What, then, are the benefits of a coordinated communications program, incorporating both marketing and PR?
Utilizing marketing activities, such as compiling and analyzing data, informs public relations in order to create meaningful content. Having hard data from the marketing department can help PR to sharpen its audience focus and refine the tactics it employs. That, in turn, brings added credibility to the PR effort and a direct correlation between activities and results.
Today’s business prospects and clients are bombarded with a seemingly limitless stream of information and an endless number of options. Surprising as it sounds, the average individual is hit with between 4,000-10,000 brand messages per day! As a result, psychologists have determined that it takes a minimum of seven mentions for a brand to even begin to register with the intended target. To cut through all of that “noise,” businesses need to constantly remind their key audiences who they are, what products or services they offer, and why those products/services are preferable to those of competitors. Creating and then maintaining ongoing marketing and PR initiatives will help organizations to do exactly that.
By employing complementary marketing and PR tactics, you will gain greater visibility for your business, helping you stand out from your competition. Marketing’s tactics are often focused on self-generated activities, such as company newsletters, electronic and printed materials, and brochures, while public relations activities are focused on earned opportunities, such as media coverage, awards, and speaking engagements. Through a cohesive communications strategy – utilizing both marketing and PR – a business will be able to expand awareness of their organization’s products or services.
Allow for Synergy
Marketing and PR can, and should, work together to better reach an intended audience. Because marketers and PR professionals already work in many of the same areas, it makes sense that their work could be done cooperatively. Marketing and PR need to share strategies, messaging, and information, and then coordinate on the tactics moving forward.
Both marketing and PR departments need to be on the same page – and use the same messaging – in order to optimize efforts and initiatives intended to reach current and prospective clients.

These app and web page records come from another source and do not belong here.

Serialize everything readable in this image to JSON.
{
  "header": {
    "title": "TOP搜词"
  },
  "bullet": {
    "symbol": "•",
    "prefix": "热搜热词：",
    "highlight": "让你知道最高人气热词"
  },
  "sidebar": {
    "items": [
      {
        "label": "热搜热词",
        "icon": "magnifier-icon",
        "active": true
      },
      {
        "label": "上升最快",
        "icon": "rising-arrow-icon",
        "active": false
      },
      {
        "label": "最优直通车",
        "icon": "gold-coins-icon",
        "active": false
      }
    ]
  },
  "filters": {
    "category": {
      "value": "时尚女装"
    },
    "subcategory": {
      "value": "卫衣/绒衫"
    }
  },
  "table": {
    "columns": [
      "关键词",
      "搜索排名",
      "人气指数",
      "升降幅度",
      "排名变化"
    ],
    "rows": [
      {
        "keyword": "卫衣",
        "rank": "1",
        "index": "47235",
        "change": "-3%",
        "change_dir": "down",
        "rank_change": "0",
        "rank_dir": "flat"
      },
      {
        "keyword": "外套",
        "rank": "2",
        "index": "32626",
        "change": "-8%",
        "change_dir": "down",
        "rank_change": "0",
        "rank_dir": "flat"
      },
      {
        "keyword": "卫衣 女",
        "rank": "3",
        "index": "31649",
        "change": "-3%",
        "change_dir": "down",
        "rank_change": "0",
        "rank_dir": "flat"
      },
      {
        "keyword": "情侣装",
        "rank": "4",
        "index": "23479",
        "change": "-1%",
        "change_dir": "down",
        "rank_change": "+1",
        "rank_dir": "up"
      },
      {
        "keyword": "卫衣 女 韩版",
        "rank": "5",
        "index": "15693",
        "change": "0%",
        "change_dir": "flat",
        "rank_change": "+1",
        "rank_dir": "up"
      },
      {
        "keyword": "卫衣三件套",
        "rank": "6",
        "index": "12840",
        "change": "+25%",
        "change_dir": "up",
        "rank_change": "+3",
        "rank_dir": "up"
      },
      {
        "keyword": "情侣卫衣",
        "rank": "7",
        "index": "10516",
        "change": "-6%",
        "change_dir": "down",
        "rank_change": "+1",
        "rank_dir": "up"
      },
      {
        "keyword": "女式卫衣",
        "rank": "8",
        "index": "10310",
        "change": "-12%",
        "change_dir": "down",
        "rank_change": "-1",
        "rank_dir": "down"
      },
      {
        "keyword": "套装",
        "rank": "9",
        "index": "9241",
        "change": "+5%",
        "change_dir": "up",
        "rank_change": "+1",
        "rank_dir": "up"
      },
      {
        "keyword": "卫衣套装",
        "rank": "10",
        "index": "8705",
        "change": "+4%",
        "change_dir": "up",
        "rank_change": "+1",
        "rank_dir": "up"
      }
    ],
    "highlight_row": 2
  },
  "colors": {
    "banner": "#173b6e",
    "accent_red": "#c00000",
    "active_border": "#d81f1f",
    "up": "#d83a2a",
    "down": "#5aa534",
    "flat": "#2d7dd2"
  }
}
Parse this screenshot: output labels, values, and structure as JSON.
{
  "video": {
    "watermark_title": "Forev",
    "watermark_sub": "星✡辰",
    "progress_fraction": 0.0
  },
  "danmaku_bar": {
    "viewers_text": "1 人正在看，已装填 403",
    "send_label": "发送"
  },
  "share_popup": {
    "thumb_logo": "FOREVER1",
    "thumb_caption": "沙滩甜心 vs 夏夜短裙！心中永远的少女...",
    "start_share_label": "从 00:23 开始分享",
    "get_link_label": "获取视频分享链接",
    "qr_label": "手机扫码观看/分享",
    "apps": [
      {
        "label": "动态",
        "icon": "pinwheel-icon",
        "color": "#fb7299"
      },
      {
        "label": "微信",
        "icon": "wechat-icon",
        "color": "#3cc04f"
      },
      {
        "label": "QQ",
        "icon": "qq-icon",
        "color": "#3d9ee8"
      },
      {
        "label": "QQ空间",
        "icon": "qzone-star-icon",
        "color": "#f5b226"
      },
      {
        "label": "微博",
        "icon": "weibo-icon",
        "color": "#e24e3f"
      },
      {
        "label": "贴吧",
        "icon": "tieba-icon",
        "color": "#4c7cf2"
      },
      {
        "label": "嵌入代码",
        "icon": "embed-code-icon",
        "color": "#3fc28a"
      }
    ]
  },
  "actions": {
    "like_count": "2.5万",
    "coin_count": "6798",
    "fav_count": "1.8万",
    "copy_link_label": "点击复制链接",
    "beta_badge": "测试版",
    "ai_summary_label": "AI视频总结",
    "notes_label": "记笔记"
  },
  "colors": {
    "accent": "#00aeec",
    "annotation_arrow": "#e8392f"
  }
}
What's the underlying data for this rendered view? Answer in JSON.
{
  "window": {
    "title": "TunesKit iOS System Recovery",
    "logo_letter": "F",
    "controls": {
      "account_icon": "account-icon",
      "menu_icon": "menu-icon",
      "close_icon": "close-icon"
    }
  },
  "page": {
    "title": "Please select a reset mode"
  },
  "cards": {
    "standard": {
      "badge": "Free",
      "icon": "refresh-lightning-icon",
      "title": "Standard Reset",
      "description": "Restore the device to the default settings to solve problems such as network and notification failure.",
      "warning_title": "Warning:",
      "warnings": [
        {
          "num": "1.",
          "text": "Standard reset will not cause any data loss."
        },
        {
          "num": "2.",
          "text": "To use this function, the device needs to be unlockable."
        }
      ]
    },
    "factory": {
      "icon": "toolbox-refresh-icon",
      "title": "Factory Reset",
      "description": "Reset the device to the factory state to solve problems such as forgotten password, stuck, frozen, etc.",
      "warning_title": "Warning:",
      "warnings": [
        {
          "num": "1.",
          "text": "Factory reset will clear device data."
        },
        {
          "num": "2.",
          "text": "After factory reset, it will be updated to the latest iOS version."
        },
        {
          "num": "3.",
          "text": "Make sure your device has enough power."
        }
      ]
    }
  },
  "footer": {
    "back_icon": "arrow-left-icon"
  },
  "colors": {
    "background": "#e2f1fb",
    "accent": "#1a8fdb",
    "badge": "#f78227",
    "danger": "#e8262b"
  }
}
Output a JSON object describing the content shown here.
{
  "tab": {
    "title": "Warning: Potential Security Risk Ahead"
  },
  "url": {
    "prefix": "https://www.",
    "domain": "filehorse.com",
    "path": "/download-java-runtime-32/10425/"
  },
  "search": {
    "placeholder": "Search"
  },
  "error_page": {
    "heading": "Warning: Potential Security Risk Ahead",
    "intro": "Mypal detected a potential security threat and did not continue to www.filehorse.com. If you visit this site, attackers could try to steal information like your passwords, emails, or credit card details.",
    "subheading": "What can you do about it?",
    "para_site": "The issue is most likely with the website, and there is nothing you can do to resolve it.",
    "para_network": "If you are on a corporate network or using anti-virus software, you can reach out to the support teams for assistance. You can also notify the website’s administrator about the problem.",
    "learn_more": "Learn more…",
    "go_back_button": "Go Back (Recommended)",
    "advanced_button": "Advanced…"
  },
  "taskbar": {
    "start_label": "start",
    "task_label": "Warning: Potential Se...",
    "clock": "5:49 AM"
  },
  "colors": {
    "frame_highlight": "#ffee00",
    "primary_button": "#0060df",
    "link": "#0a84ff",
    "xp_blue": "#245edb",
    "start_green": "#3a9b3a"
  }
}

If you are not currently using marketing and PR in your business, consider starting off small, focusing on one or two priorities, or even a project. If your firm focuses on marketing, but doesn’t use PR – or vice versa – think about folding in the service and see how your business might benefit. After all, what good is a peanut butter and jelly sandwich without the peanut butter?